Persepolis (paperback)

by Marjane Satrapi

AR Level 3.3, 2 points


I first saw Persepolis on my sister’s bookshelf.  It is her very favorite book in the world.  There is a part 2 to this story, and she has the compilation of the 2 books.  I only read the first part, called The Story of Childhood.  She insists that I read part 2, so I’m sure I will eventually get to it.  This is one of my new favorite genres.  It is a comic book based on the author’s life.  It seems that most comic books (aka graphic novels) I have read have been based on experiences of their authors.  I would align this more with Maus that with Drama, though, due to the content of the book and words I wouldn’t want my elementary school child to know.

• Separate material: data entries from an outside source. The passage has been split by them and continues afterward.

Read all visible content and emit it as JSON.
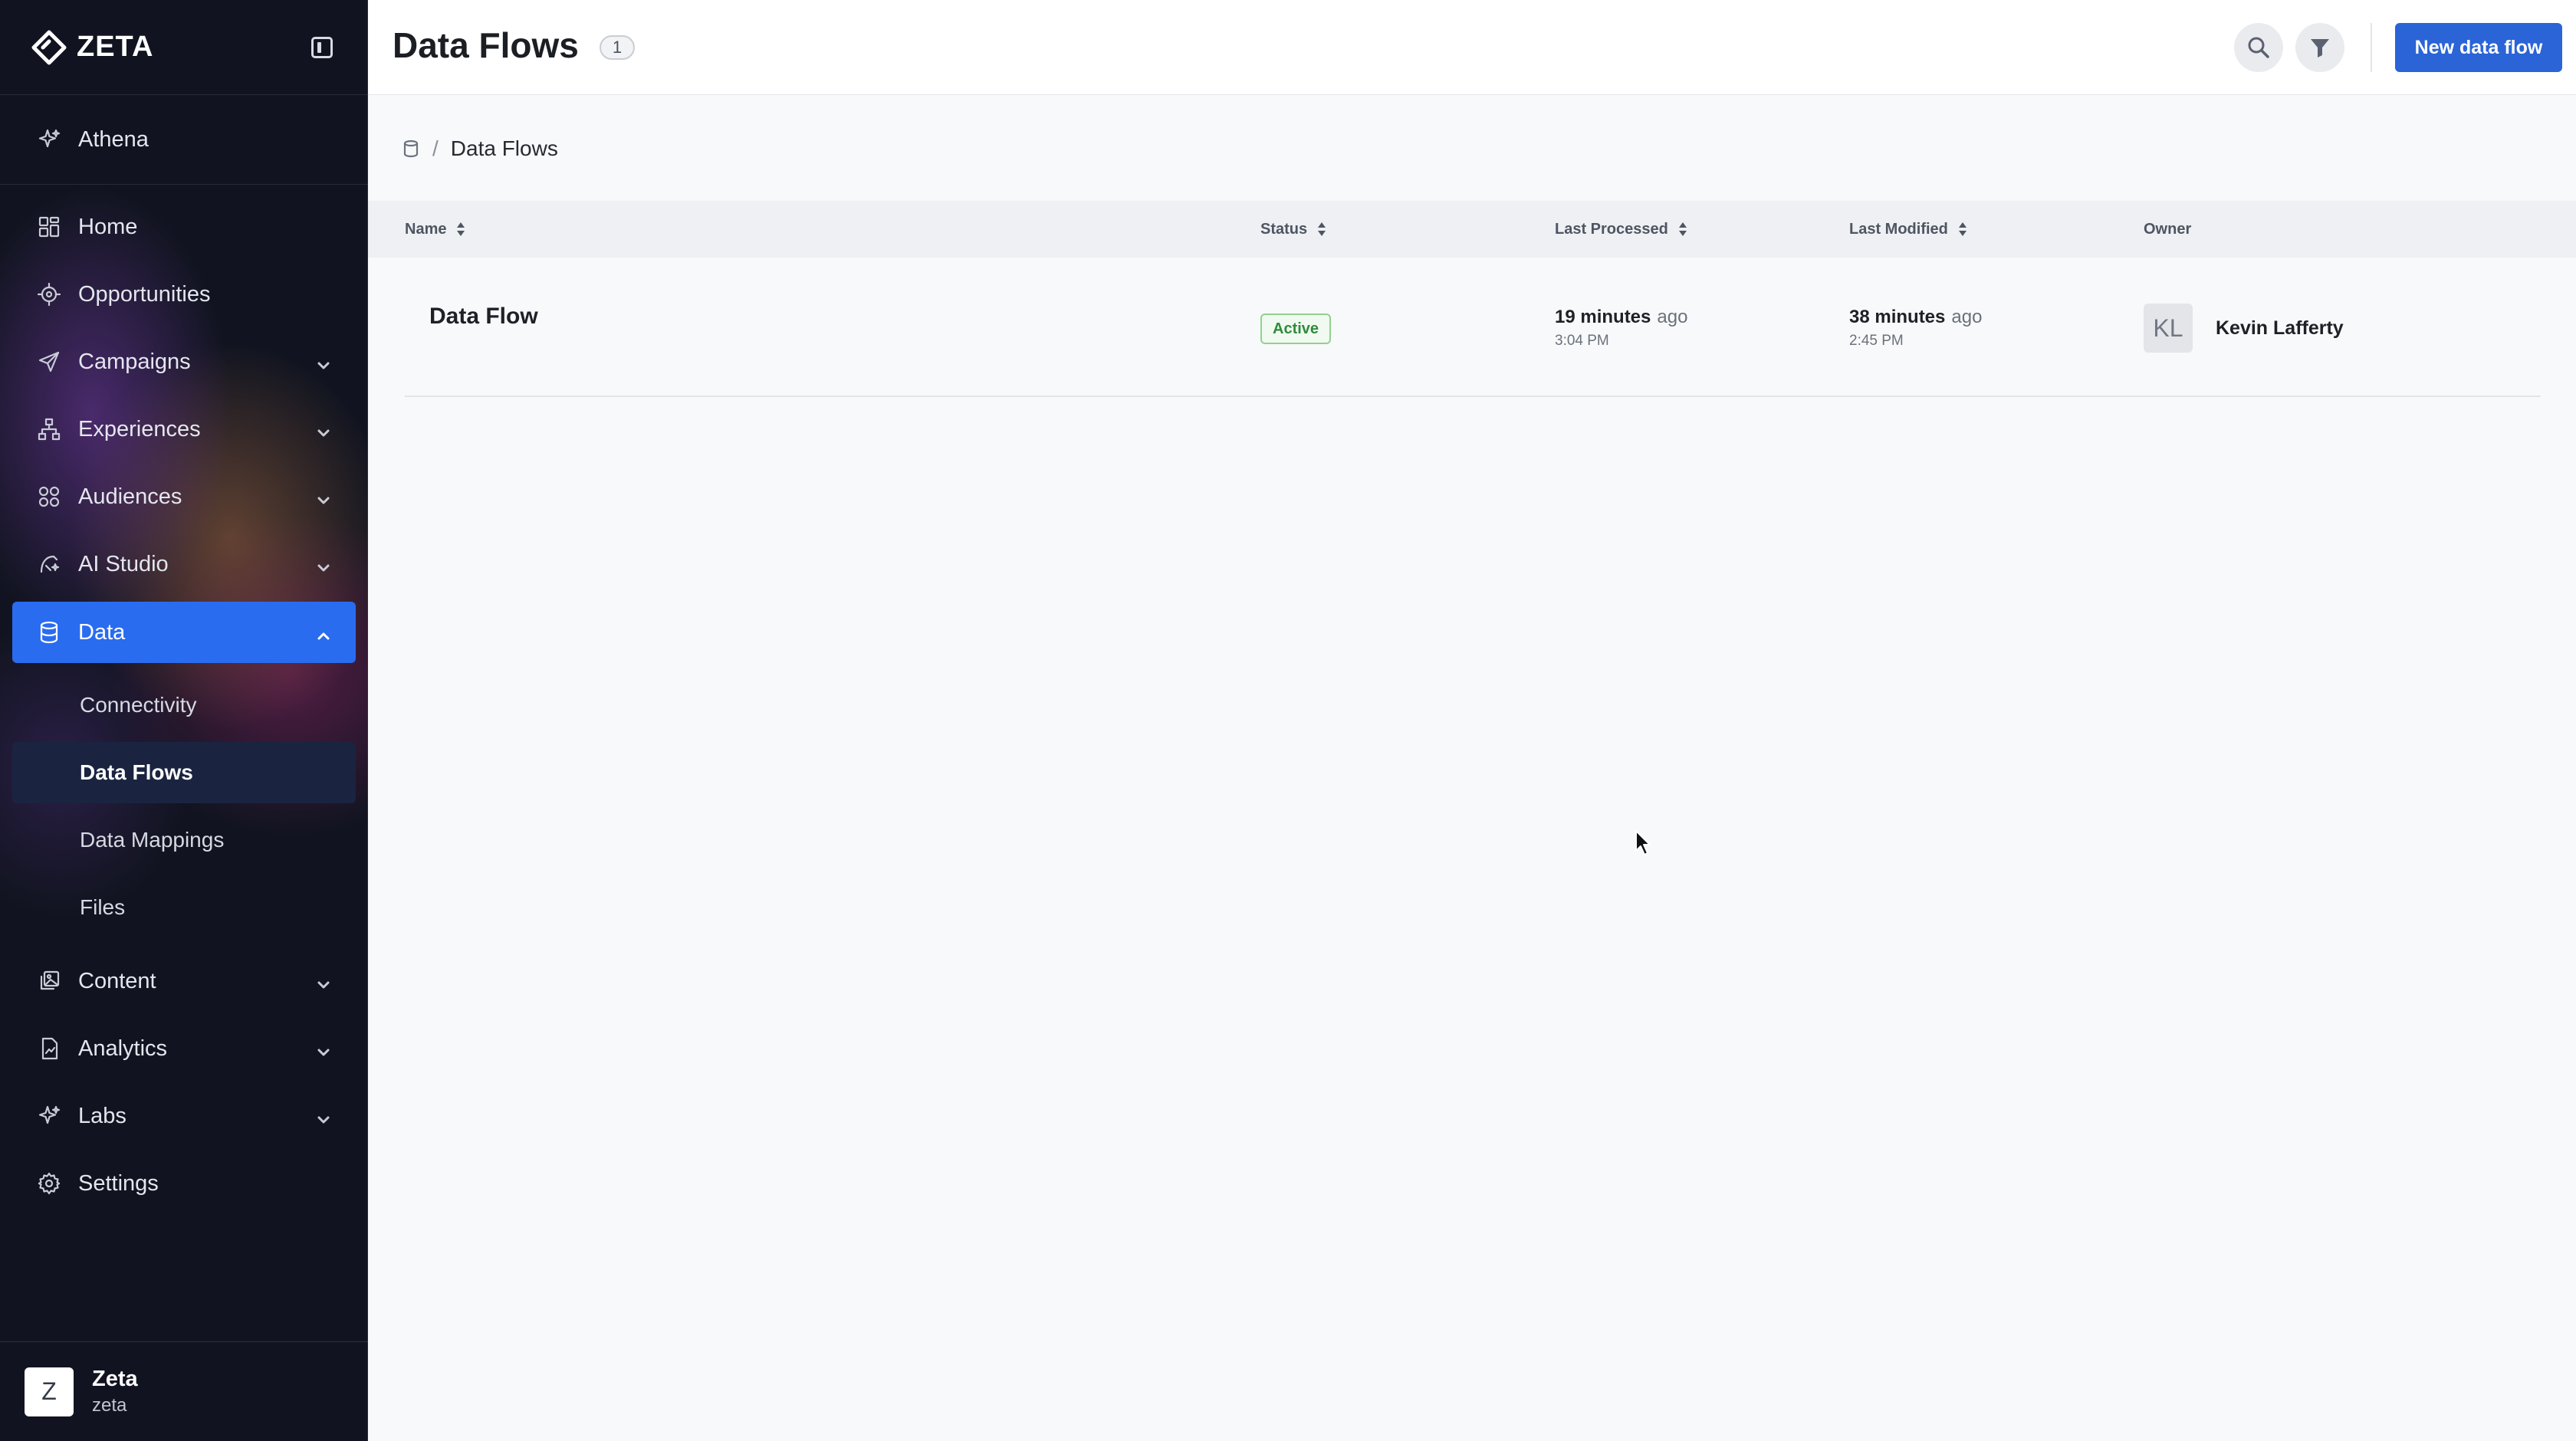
{
  "brand": {
    "name": "ZETA"
  },
  "sidebar": {
    "items": [
      {
        "label": "Athena",
        "icon": "sparkle-icon"
      },
      {
        "label": "Home",
        "icon": "grid-icon"
      },
      {
        "label": "Opportunities",
        "icon": "target-icon"
      },
      {
        "label": "Campaigns",
        "icon": "send-icon",
        "expandable": true
      },
      {
        "label": "Experiences",
        "icon": "hierarchy-icon",
        "expandable": true
      },
      {
        "label": "Audiences",
        "icon": "audiences-icon",
        "expandable": true
      },
      {
        "label": "AI Studio",
        "icon": "ai-studio-icon",
        "expandable": true
      },
      {
        "label": "Data",
        "icon": "database-icon",
        "expandable": true,
        "expanded": true,
        "active": true
      },
      {
        "label": "Content",
        "icon": "content-icon",
        "expandable": true
      },
      {
        "label": "Analytics",
        "icon": "analytics-icon",
        "expandable": true
      },
      {
        "label": "Labs",
        "icon": "sparkle-icon",
        "expandable": true
      },
      {
        "label": "Settings",
        "icon": "gear-icon"
      }
    ],
    "data_subitems": [
      {
        "label": "Connectivity"
      },
      {
        "label": "Data Flows",
        "active": true
      },
      {
        "label": "Data Mappings"
      },
      {
        "label": "Files"
      }
    ],
    "user": {
      "initial": "Z",
      "name": "Zeta",
      "org": "zeta"
    }
  },
  "header": {
    "title": "Data Flows",
    "count": "1",
    "new_button_label": "New data flow"
  },
  "breadcrumb": {
    "current": "Data Flows"
  },
  "table": {
    "columns": [
      {
        "label": "Name",
        "sortable": true
      },
      {
        "label": "Status",
        "sortable": true
      },
      {
        "label": "Last Processed",
        "sortable": true
      },
      {
        "label": "Last Modified",
        "sortable": true
      },
      {
        "label": "Owner",
        "sortable": false
      }
    ],
    "rows": [
      {
        "name": "Data Flow",
        "status": "Active",
        "last_processed": {
          "amount": "19 minutes",
          "suffix": "ago",
          "time": "3:04 PM"
        },
        "last_modified": {
          "amount": "38 minutes",
          "suffix": "ago",
          "time": "2:45 PM"
        },
        "owner": {
          "initials": "KL",
          "name": "Kevin Lafferty"
        }
      }
    ]
  },
  "colors": {
    "accent": "#2a6cf0",
    "primary_button": "#2a64d6",
    "sidebar_bg": "#111420",
    "status_active": "#2e8b3d"
  }
}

Marji is a girl growing up during the late 70’s and early 80’s in Iran during the revolution.  She sees the change from a more modern society that accepted Western influence to one that was religious with rigid rules and expectations of women.  Marji’s parents are also modern and don’t like the change in their country.  Their friends and relatives are being jailed and executed, but they do not want Marji to feel that she has to conform.  They take her to protest and fight for rights.  As the war progresses, they realize it is not safe for her to live in Iran, so they have to make some tough decisions on her behalf.

What I liked about this book is that it is historical fiction (although autobiographical), and it is history that I have next to no knowledge of.  I appreciate the way the author explains things as she goes, either through description, subtitles in the comic strips, or through dialogue.  She even adds an asterisk or two to make sure I understand what is going on.  I enjoy learning, and I appreciate that she anticipated her readers not being informed about the subject.

What I didn’t like about this book is that I can’t share it with my students.  Since they are so interested in graphic novels, I thought it would be a great one I could share with them after reading.  I’m so glad I read it first, though, because there is discussion of rape and virgins, and the word “shit” is used several times.  It isn’t a vulgar or inappropriate story, but it isn’t age-appropriate for my sixth graders.  I, however, enjoyed the story myself.

Book 33 of 40 (year 2)




Room (paperback)

by Emma Donoghue

No AR Level because it’s not recommended for kids!

This is the story of Ma, as told from the point of view of Jack, a five year old boy.  Ma was kidnapped at 19 by a man called Old Nick and kept in a room (an 11×11 renovated garden shed) for 7 years of her life.  During this time, she had Jack and taught him that the Room was all there was, and everything on tv was just make believe.  Out of desperation, she plots to have Jack escape, and their lives change forever.  Despite the depressing tone of the story (how can being locked in a shed for 7 years and suffer from repeated assault not be depressing), it is actually not a downer book.  Since the story is told from Jack’s perspective, we see their lives in a blanket of innocence and not what it really is.

What I liked about this book was that despite how hard things were for Ma and Jack, Ma kept Jack protected and sheltered from the truth of their lives.  The theme of hope resonated throughout the story, even while Jack was counting the squeaks of the bed when Old Nick “visited”, because it is told by Jack.  He does not have the experience nor the knowledge to see their lives through a filter of despair and depression.  It also gives me an idea of what women kept in slavery suffer.  I cannot even imagine what it would be like to actually experience it.

What I didn’t like about this book was that it took me forever to read.  It annoyed me that there were paragraphs that rambled on in nearly unintelligible language (since Jack told the story and little kids don’t always get their words right).  There are also things in the story that I just don’t want to think actually occur on this planet.  It’s just too real.  Also, I swore it took place in England.  Some of the words and phrasing just aren’t used in America.  That annoys me.  I learned the story takes place in America, but the author is Irish.  That explains it.

Book 16 of 40 (year 2)